As an offshoot of Al-Qaeda, ISIS falls within the ambit of the “associated forces” extension of the AUMF, and thus provides the President with Congressional authorization to use force against ISIS in Syria. This authorization is not, however, applicable to the airstrikes against the Syrian government launched under President Trump.
No one disputes the level of cruelty that comes from the use of chemical weapons by the Assad regime. But no reading or interpretation of the language of the 2001 AUMF provides the President with Congressional authorization to use force against it. The Trump Administration cannot use the 2001 AUMF as statutory authorization for attacks against the Syrian government.

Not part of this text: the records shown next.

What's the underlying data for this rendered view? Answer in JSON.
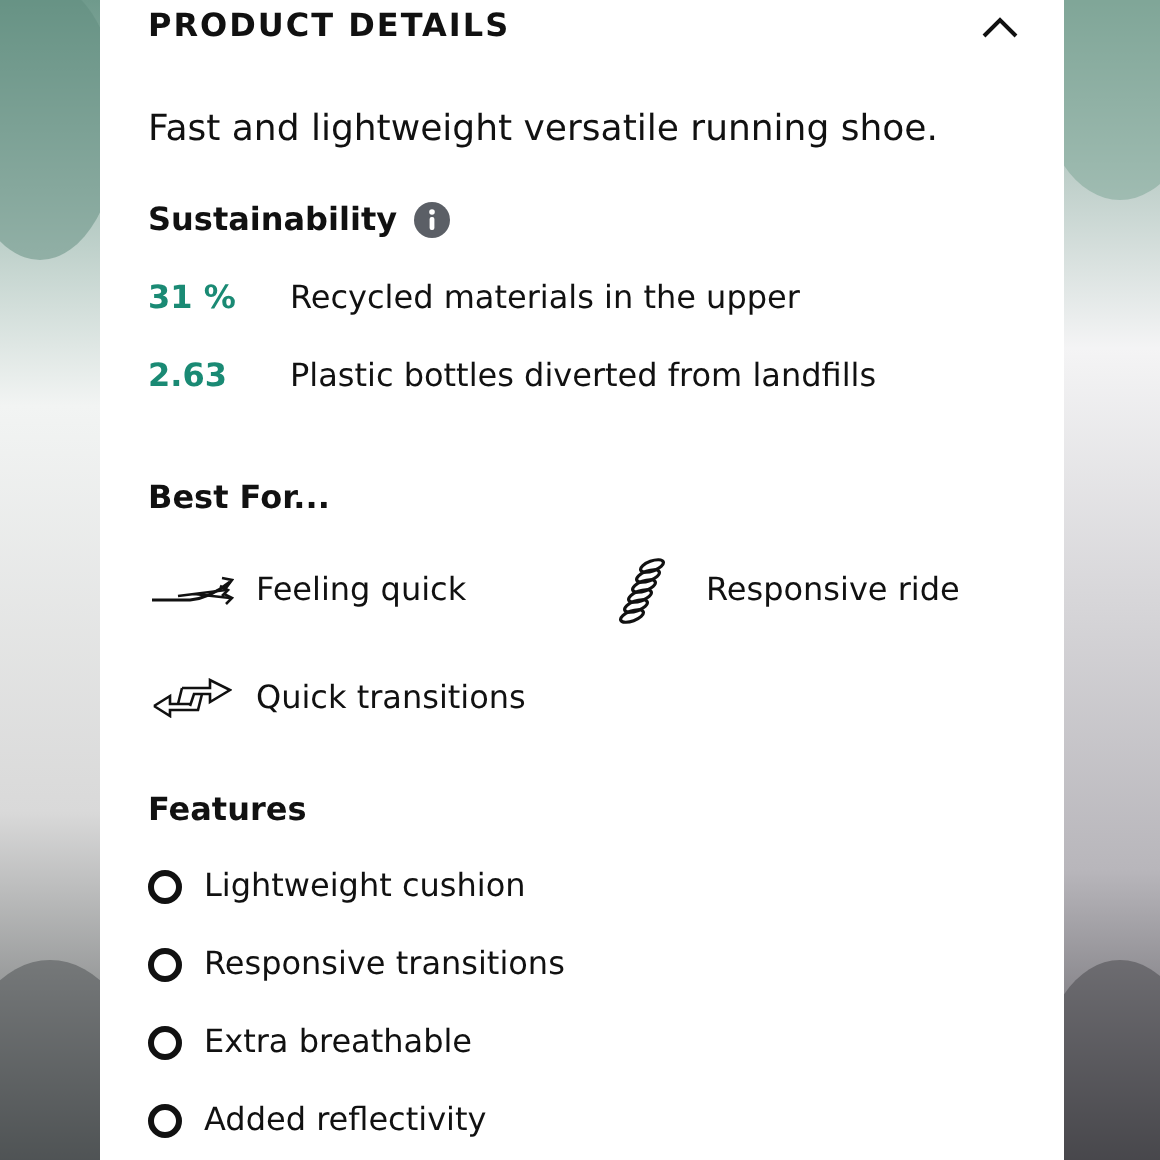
{
  "section": {
    "title": "PRODUCT DETAILS",
    "expanded": true
  },
  "description": "Fast and lightweight versatile running shoe.",
  "sustainability": {
    "heading": "Sustainability",
    "stats": [
      {
        "value": "31 %",
        "label": "Recycled materials in the upper"
      },
      {
        "value": "2.63",
        "label": "Plastic bottles diverted from landfills"
      }
    ]
  },
  "best_for": {
    "heading": "Best For...",
    "items": [
      {
        "kind": "speed",
        "label": "Feeling quick"
      },
      {
        "kind": "spring",
        "label": "Responsive ride"
      },
      {
        "kind": "arrows",
        "label": "Quick transitions"
      }
    ]
  },
  "features": {
    "heading": "Features",
    "items": [
      "Lightweight cushion",
      "Responsive transitions",
      "Extra breathable",
      "Added reflectivity"
    ]
  }
}
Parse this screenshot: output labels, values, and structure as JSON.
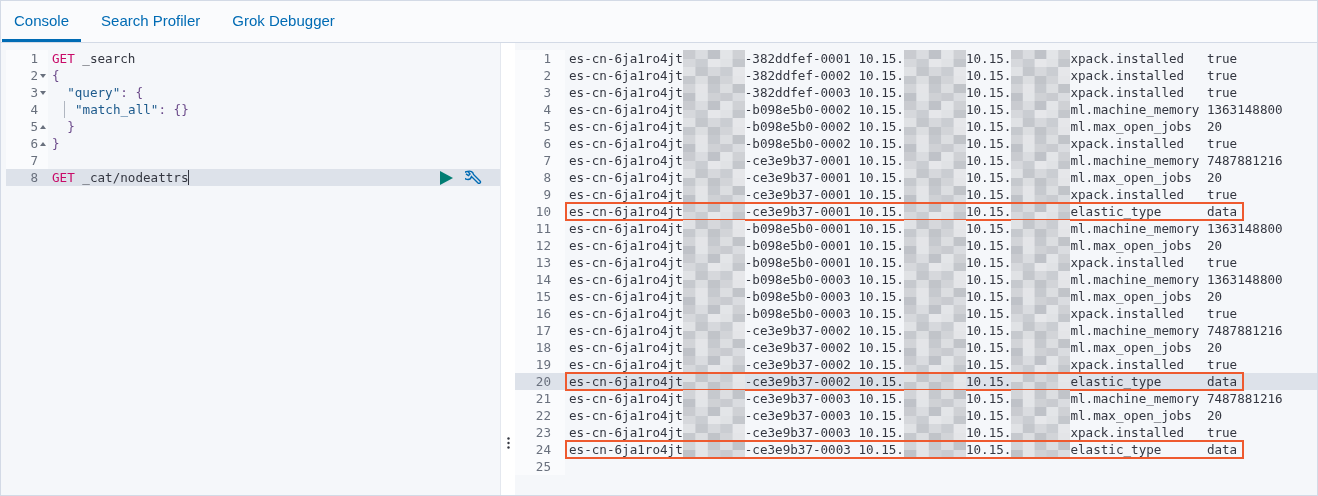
{
  "tabs": [
    {
      "label": "Console",
      "selected": true
    },
    {
      "label": "Search Profiler",
      "selected": false
    },
    {
      "label": "Grok Debugger",
      "selected": false
    }
  ],
  "editor": {
    "lines": [
      {
        "number": "1",
        "fold_start": false,
        "fold_end": false,
        "active": false,
        "indent_guide": false,
        "tokens": [
          {
            "kind": "method",
            "text": "GET"
          },
          {
            "kind": "path",
            "text": " _search"
          }
        ]
      },
      {
        "number": "2",
        "fold_start": true,
        "fold_end": false,
        "active": false,
        "indent_guide": false,
        "tokens": [
          {
            "kind": "punct",
            "text": "{"
          }
        ]
      },
      {
        "number": "3",
        "fold_start": true,
        "fold_end": false,
        "active": false,
        "indent_guide": false,
        "tokens": [
          {
            "kind": "key",
            "text": "  \"query\""
          },
          {
            "kind": "punct",
            "text": ": {"
          }
        ]
      },
      {
        "number": "4",
        "fold_start": false,
        "fold_end": false,
        "active": false,
        "indent_guide": true,
        "tokens": [
          {
            "kind": "key",
            "text": "\"match_all\""
          },
          {
            "kind": "punct",
            "text": ": {}"
          }
        ]
      },
      {
        "number": "5",
        "fold_start": false,
        "fold_end": true,
        "active": false,
        "indent_guide": false,
        "tokens": [
          {
            "kind": "punct",
            "text": "  }"
          }
        ]
      },
      {
        "number": "6",
        "fold_start": false,
        "fold_end": true,
        "active": false,
        "indent_guide": false,
        "tokens": [
          {
            "kind": "punct",
            "text": "}"
          }
        ]
      },
      {
        "number": "7",
        "fold_start": false,
        "fold_end": false,
        "active": false,
        "indent_guide": false
      },
      {
        "number": "8",
        "fold_start": false,
        "fold_end": false,
        "active": true,
        "indent_guide": false,
        "tokens": [
          {
            "kind": "method",
            "text": "GET"
          },
          {
            "kind": "path",
            "text": " _cat/nodeattrs"
          }
        ]
      }
    ]
  },
  "response": {
    "lines": [
      {
        "kind": "row",
        "number": "1",
        "node_prefix": "es-cn-6ja1ro4jt",
        "node_suffix": "-382ddfef-0001",
        "host": "10.15.",
        "ip": "10.15.",
        "attr": "xpack.installed",
        "value": "true",
        "highlighted": false,
        "active": false
      },
      {
        "kind": "row",
        "number": "2",
        "node_prefix": "es-cn-6ja1ro4jt",
        "node_suffix": "-382ddfef-0002",
        "host": "10.15.",
        "ip": "10.15.",
        "attr": "xpack.installed",
        "value": "true",
        "highlighted": false,
        "active": false
      },
      {
        "kind": "row",
        "number": "3",
        "node_prefix": "es-cn-6ja1ro4jt",
        "node_suffix": "-382ddfef-0003",
        "host": "10.15.",
        "ip": "10.15.",
        "attr": "xpack.installed",
        "value": "true",
        "highlighted": false,
        "active": false
      },
      {
        "kind": "row",
        "number": "4",
        "node_prefix": "es-cn-6ja1ro4jt",
        "node_suffix": "-b098e5b0-0002",
        "host": "10.15.",
        "ip": "10.15.",
        "attr": "ml.machine_memory",
        "value": "1363148800",
        "highlighted": false,
        "active": false
      },
      {
        "kind": "row",
        "number": "5",
        "node_prefix": "es-cn-6ja1ro4jt",
        "node_suffix": "-b098e5b0-0002",
        "host": "10.15.",
        "ip": "10.15.",
        "attr": "ml.max_open_jobs",
        "value": "20",
        "highlighted": false,
        "active": false
      },
      {
        "kind": "row",
        "number": "6",
        "node_prefix": "es-cn-6ja1ro4jt",
        "node_suffix": "-b098e5b0-0002",
        "host": "10.15.",
        "ip": "10.15.",
        "attr": "xpack.installed",
        "value": "true",
        "highlighted": false,
        "active": false
      },
      {
        "kind": "row",
        "number": "7",
        "node_prefix": "es-cn-6ja1ro4jt",
        "node_suffix": "-ce3e9b37-0001",
        "host": "10.15.",
        "ip": "10.15.",
        "attr": "ml.machine_memory",
        "value": "7487881216",
        "highlighted": false,
        "active": false
      },
      {
        "kind": "row",
        "number": "8",
        "node_prefix": "es-cn-6ja1ro4jt",
        "node_suffix": "-ce3e9b37-0001",
        "host": "10.15.",
        "ip": "10.15.",
        "attr": "ml.max_open_jobs",
        "value": "20",
        "highlighted": false,
        "active": false
      },
      {
        "kind": "row",
        "number": "9",
        "node_prefix": "es-cn-6ja1ro4jt",
        "node_suffix": "-ce3e9b37-0001",
        "host": "10.15.",
        "ip": "10.15.",
        "attr": "xpack.installed",
        "value": "true",
        "highlighted": false,
        "active": false
      },
      {
        "kind": "row",
        "number": "10",
        "node_prefix": "es-cn-6ja1ro4jt",
        "node_suffix": "-ce3e9b37-0001",
        "host": "10.15.",
        "ip": "10.15.",
        "attr": "elastic_type",
        "value": "data",
        "highlighted": true,
        "active": false
      },
      {
        "kind": "row",
        "number": "11",
        "node_prefix": "es-cn-6ja1ro4jt",
        "node_suffix": "-b098e5b0-0001",
        "host": "10.15.",
        "ip": "10.15.",
        "attr": "ml.machine_memory",
        "value": "1363148800",
        "highlighted": false,
        "active": false
      },
      {
        "kind": "row",
        "number": "12",
        "node_prefix": "es-cn-6ja1ro4jt",
        "node_suffix": "-b098e5b0-0001",
        "host": "10.15.",
        "ip": "10.15.",
        "attr": "ml.max_open_jobs",
        "value": "20",
        "highlighted": false,
        "active": false
      },
      {
        "kind": "row",
        "number": "13",
        "node_prefix": "es-cn-6ja1ro4jt",
        "node_suffix": "-b098e5b0-0001",
        "host": "10.15.",
        "ip": "10.15.",
        "attr": "xpack.installed",
        "value": "true",
        "highlighted": false,
        "active": false
      },
      {
        "kind": "row",
        "number": "14",
        "node_prefix": "es-cn-6ja1ro4jt",
        "node_suffix": "-b098e5b0-0003",
        "host": "10.15.",
        "ip": "10.15.",
        "attr": "ml.machine_memory",
        "value": "1363148800",
        "highlighted": false,
        "active": false
      },
      {
        "kind": "row",
        "number": "15",
        "node_prefix": "es-cn-6ja1ro4jt",
        "node_suffix": "-b098e5b0-0003",
        "host": "10.15.",
        "ip": "10.15.",
        "attr": "ml.max_open_jobs",
        "value": "20",
        "highlighted": false,
        "active": false
      },
      {
        "kind": "row",
        "number": "16",
        "node_prefix": "es-cn-6ja1ro4jt",
        "node_suffix": "-b098e5b0-0003",
        "host": "10.15.",
        "ip": "10.15.",
        "attr": "xpack.installed",
        "value": "true",
        "highlighted": false,
        "active": false
      },
      {
        "kind": "row",
        "number": "17",
        "node_prefix": "es-cn-6ja1ro4jt",
        "node_suffix": "-ce3e9b37-0002",
        "host": "10.15.",
        "ip": "10.15.",
        "attr": "ml.machine_memory",
        "value": "7487881216",
        "highlighted": false,
        "active": false
      },
      {
        "kind": "row",
        "number": "18",
        "node_prefix": "es-cn-6ja1ro4jt",
        "node_suffix": "-ce3e9b37-0002",
        "host": "10.15.",
        "ip": "10.15.",
        "attr": "ml.max_open_jobs",
        "value": "20",
        "highlighted": false,
        "active": false
      },
      {
        "kind": "row",
        "number": "19",
        "node_prefix": "es-cn-6ja1ro4jt",
        "node_suffix": "-ce3e9b37-0002",
        "host": "10.15.",
        "ip": "10.15.",
        "attr": "xpack.installed",
        "value": "true",
        "highlighted": false,
        "active": false
      },
      {
        "kind": "row",
        "number": "20",
        "node_prefix": "es-cn-6ja1ro4jt",
        "node_suffix": "-ce3e9b37-0002",
        "host": "10.15.",
        "ip": "10.15.",
        "attr": "elastic_type",
        "value": "data",
        "highlighted": true,
        "active": true
      },
      {
        "kind": "row",
        "number": "21",
        "node_prefix": "es-cn-6ja1ro4jt",
        "node_suffix": "-ce3e9b37-0003",
        "host": "10.15.",
        "ip": "10.15.",
        "attr": "ml.machine_memory",
        "value": "7487881216",
        "highlighted": false,
        "active": false
      },
      {
        "kind": "row",
        "number": "22",
        "node_prefix": "es-cn-6ja1ro4jt",
        "node_suffix": "-ce3e9b37-0003",
        "host": "10.15.",
        "ip": "10.15.",
        "attr": "ml.max_open_jobs",
        "value": "20",
        "highlighted": false,
        "active": false
      },
      {
        "kind": "row",
        "number": "23",
        "node_prefix": "es-cn-6ja1ro4jt",
        "node_suffix": "-ce3e9b37-0003",
        "host": "10.15.",
        "ip": "10.15.",
        "attr": "xpack.installed",
        "value": "true",
        "highlighted": false,
        "active": false
      },
      {
        "kind": "row",
        "number": "24",
        "node_prefix": "es-cn-6ja1ro4jt",
        "node_suffix": "-ce3e9b37-0003",
        "host": "10.15.",
        "ip": "10.15.",
        "attr": "elastic_type",
        "value": "data",
        "highlighted": true,
        "active": false
      },
      {
        "kind": "empty",
        "number": "25",
        "active": false
      }
    ]
  }
}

Congress has not enacted an Authorization to Use Military Force in Syria, and without statutory authorization—and a direct threat to the United States—President Trump’s use of U.S. armed forces is outside the scope of his authority and in violation of U.S. domestic law. Even if the Administration attempts to rely on the President’s Article II powers as Commander in Chief, the extent of a President’s authority to use military force in the absence of Congressional authorization continues to be vigorously contested. This is why, on April 13th, a bipartisan coalition of Congressional members composed a letter to the President urging him to consult and receive authorization from Congress, as is prescribed by the War Powers Resolution, before ordering additional use U.S. military forces in Syria.

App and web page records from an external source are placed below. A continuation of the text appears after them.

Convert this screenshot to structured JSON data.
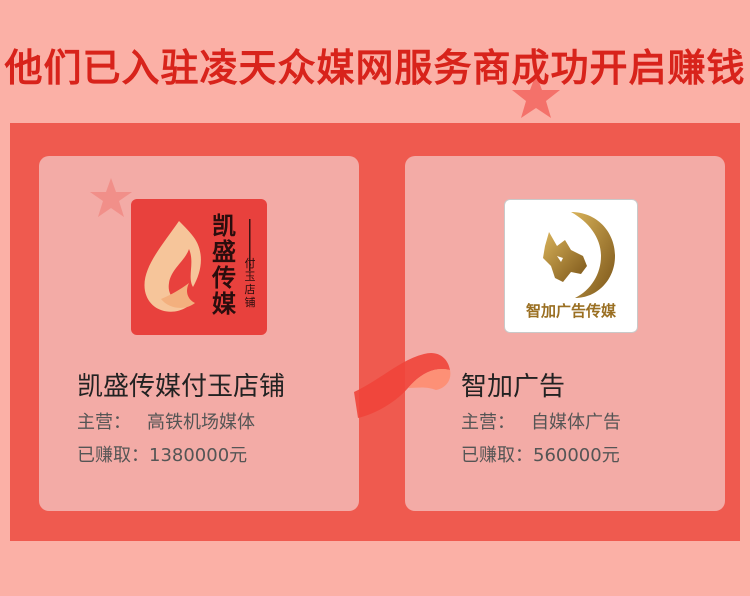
{
  "headline": "他们已入驻凌天众媒网服务商成功开启赚钱",
  "cards": [
    {
      "name": "凯盛传媒付玉店铺",
      "main_label": "主营：",
      "main_value": "高铁机场媒体",
      "earn_label": "已赚取：",
      "earn_value": "1380000元",
      "logo": {
        "brand_chars": [
          "凯",
          "盛",
          "传",
          "媒"
        ],
        "sub_chars": [
          "付",
          "玉",
          "店",
          "铺"
        ],
        "icon": "flame-logo-icon",
        "bg_color": "#e8413d"
      }
    },
    {
      "name": "智加广告",
      "main_label": "主营：",
      "main_value": "自媒体广告",
      "earn_label": "已赚取：",
      "earn_value": "560000元",
      "logo": {
        "brand_text": "智加广告传媒",
        "icon": "wolf-moon-logo-icon",
        "accent_color": "#a07a2a"
      }
    }
  ],
  "colors": {
    "background": "#fbb0a6",
    "panel": "#ef5a4f",
    "card": "#f3aba6",
    "headline": "#d8231b"
  }
}
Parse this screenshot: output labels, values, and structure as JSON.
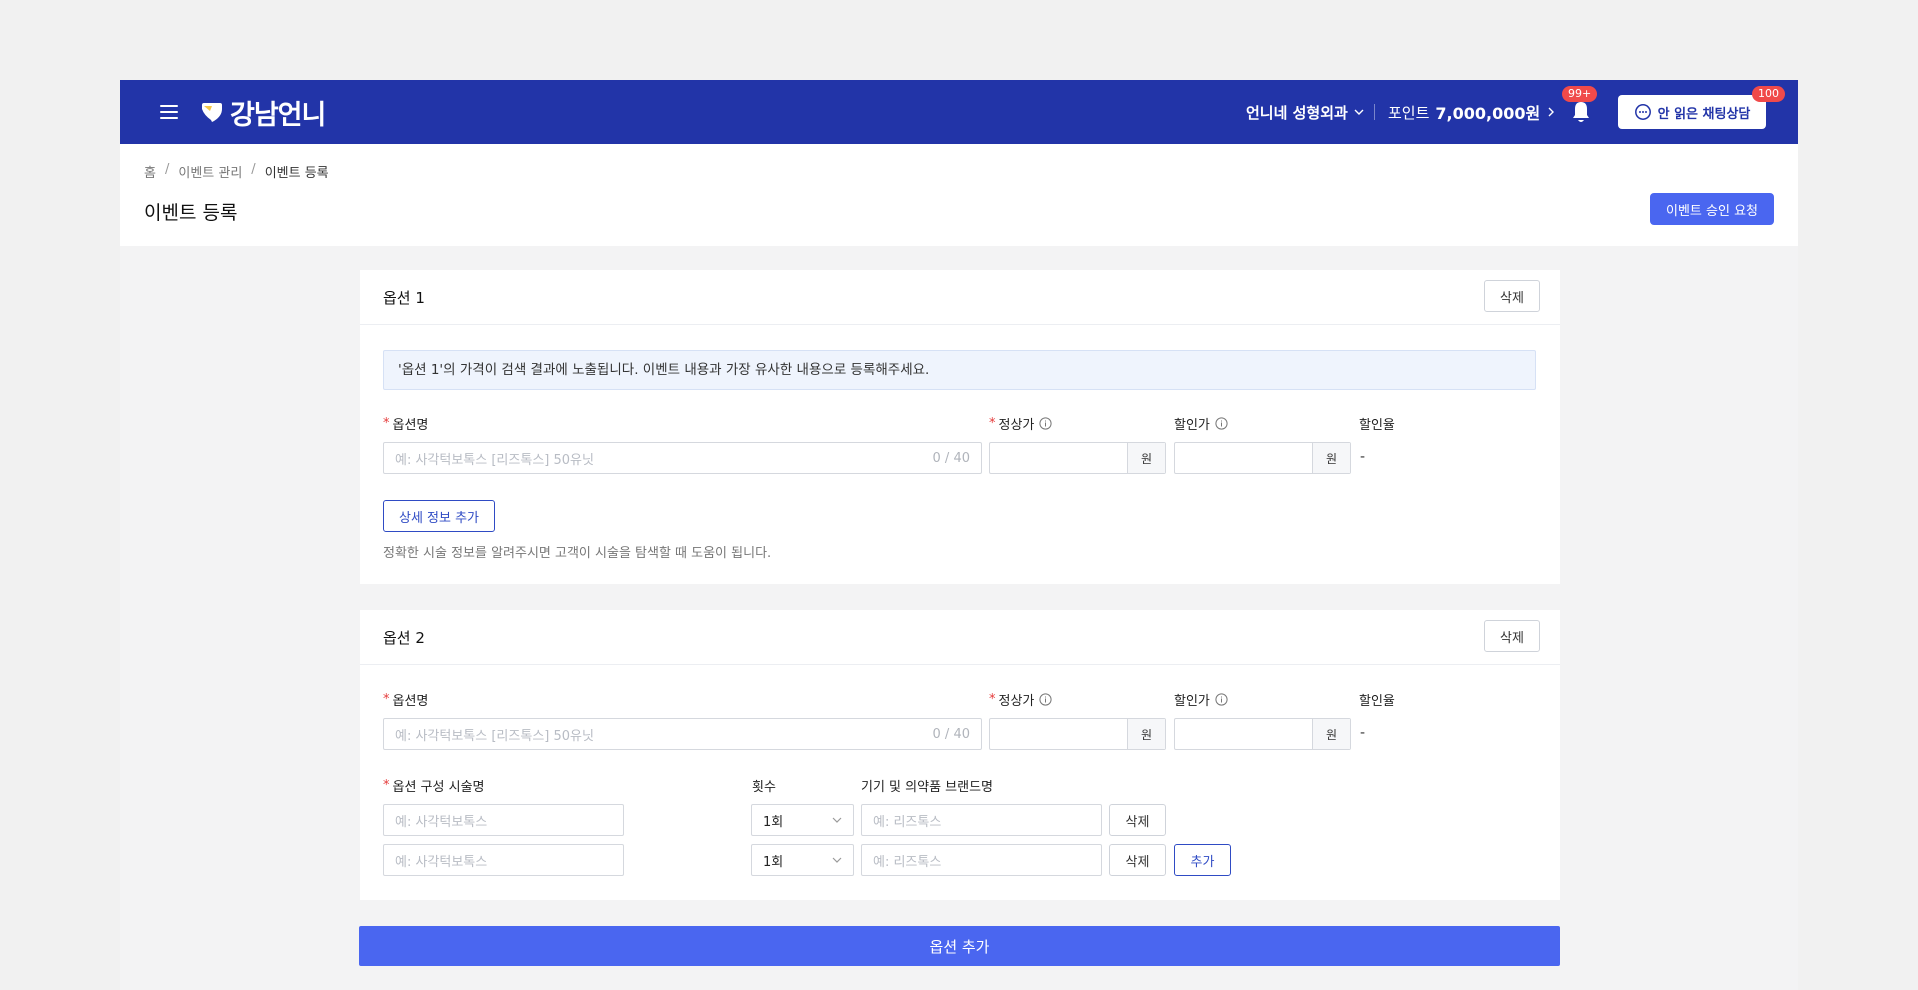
{
  "app": {
    "logo_text": "강남언니",
    "hospital_name": "언니네 성형외과",
    "points_label": "포인트",
    "points_value": "7,000,000원",
    "notifications_badge": "99+",
    "chat_button_label": "안 읽은 채팅상담",
    "chat_badge": "100",
    "accent_color": "#2234a8",
    "primary_button_color": "#4a66f0"
  },
  "breadcrumb": [
    "홈",
    "이벤트 관리",
    "이벤트 등록"
  ],
  "page": {
    "title": "이벤트 등록",
    "approve_button": "이벤트 승인 요청"
  },
  "option1": {
    "title": "옵션 1",
    "delete_label": "삭제",
    "notice": "'옵션 1'의 가격이 검색 결과에 노출됩니다. 이벤트 내용과 가장 유사한 내용으로 등록해주세요.",
    "name_label": "옵션명",
    "name_placeholder": "예: 사각턱보톡스 [리즈톡스] 50유닛",
    "name_counter": "0 / 40",
    "regular_price_label": "정상가",
    "discount_price_label": "할인가",
    "discount_rate_label": "할인율",
    "currency_unit": "원",
    "discount_rate_value": "-",
    "detail_button": "상세 정보 추가",
    "helper_text": "정확한 시술 정보를 알려주시면 고객이 시술을 탐색할 때 도움이 됩니다."
  },
  "option2": {
    "title": "옵션 2",
    "delete_label": "삭제",
    "name_label": "옵션명",
    "name_placeholder": "예: 사각턱보톡스 [리즈톡스] 50유닛",
    "name_counter": "0 / 40",
    "regular_price_label": "정상가",
    "discount_price_label": "할인가",
    "discount_rate_label": "할인율",
    "currency_unit": "원",
    "discount_rate_value": "-",
    "procedure_label": "옵션 구성 시술명",
    "count_label": "횟수",
    "brand_label": "기기 및 의약품 브랜드명",
    "rows": [
      {
        "procedure_placeholder": "예: 사각턱보톡스",
        "count": "1회",
        "brand_placeholder": "예: 리즈톡스",
        "delete_label": "삭제"
      },
      {
        "procedure_placeholder": "예: 사각턱보톡스",
        "count": "1회",
        "brand_placeholder": "예: 리즈톡스",
        "delete_label": "삭제",
        "add_label": "추가"
      }
    ]
  },
  "add_option_button": "옵션 추가"
}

As a matter of international law, President Trump also lacks clear authority for the strikes against Syria. Under Article 2(4) of the UN Charter, the U.S. is prohibited from the use of force unless it has express authorization from the Security Council or it is exercising its right to individual or collective self-defense under Article 51. Currently, there is no Security Council authorization for States’ force against Syria, and the U.S. cannot claim self-defense without being the victim of an armed attack. To assert a collective self-defense justification, another “victim state” would have had to declare itself the victim of Assad’s attack and request military aid from the U.S. in response. At present, the facts do not demonstrate that any declaration warranting a response was made. Authorization by the Security Council and the right to self-defense are the only two exceptions applicable to the U.S. under international law. The U.S. has never recognized a right of humanitarian intervention under international law, and thus cannot invoke it as an exception to Article 2(4) at this time. Therefore, though Assad’s chemical weapons attacks are undeniably unlawful, the Trump Administration’s airstrikes are as well.

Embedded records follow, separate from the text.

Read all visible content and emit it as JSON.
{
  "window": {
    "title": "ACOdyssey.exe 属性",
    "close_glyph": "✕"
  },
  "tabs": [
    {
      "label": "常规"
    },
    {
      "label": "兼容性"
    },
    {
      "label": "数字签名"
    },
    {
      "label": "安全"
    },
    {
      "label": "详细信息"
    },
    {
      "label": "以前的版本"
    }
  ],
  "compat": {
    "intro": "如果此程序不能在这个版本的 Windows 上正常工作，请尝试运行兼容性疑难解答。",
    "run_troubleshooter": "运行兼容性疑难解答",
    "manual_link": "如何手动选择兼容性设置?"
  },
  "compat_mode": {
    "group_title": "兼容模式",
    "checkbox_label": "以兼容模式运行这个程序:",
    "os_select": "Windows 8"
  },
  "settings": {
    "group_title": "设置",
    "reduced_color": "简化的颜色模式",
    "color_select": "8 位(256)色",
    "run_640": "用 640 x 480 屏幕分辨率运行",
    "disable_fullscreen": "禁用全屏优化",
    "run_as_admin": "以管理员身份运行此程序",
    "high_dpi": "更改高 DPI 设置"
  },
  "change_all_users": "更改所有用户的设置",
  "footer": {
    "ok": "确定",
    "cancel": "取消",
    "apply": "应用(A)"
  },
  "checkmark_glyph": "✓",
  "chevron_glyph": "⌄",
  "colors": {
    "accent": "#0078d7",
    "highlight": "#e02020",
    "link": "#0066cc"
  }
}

Without justification in domestic or international law, future U.S. airstrikes on the Syrian government will occur without legal grounding. Only time will tell how these strikes will be perceived by the international community, and how Syrian allies, like Russia and Iran, will retaliate. At the domestic level, the continued conflict between U.S. strikes and U.S. law places pressure on Congress to pass specific statutory authorization for the use of military force in Syria, lest these U.S. airstrikes will continue in the absence of legal grounds.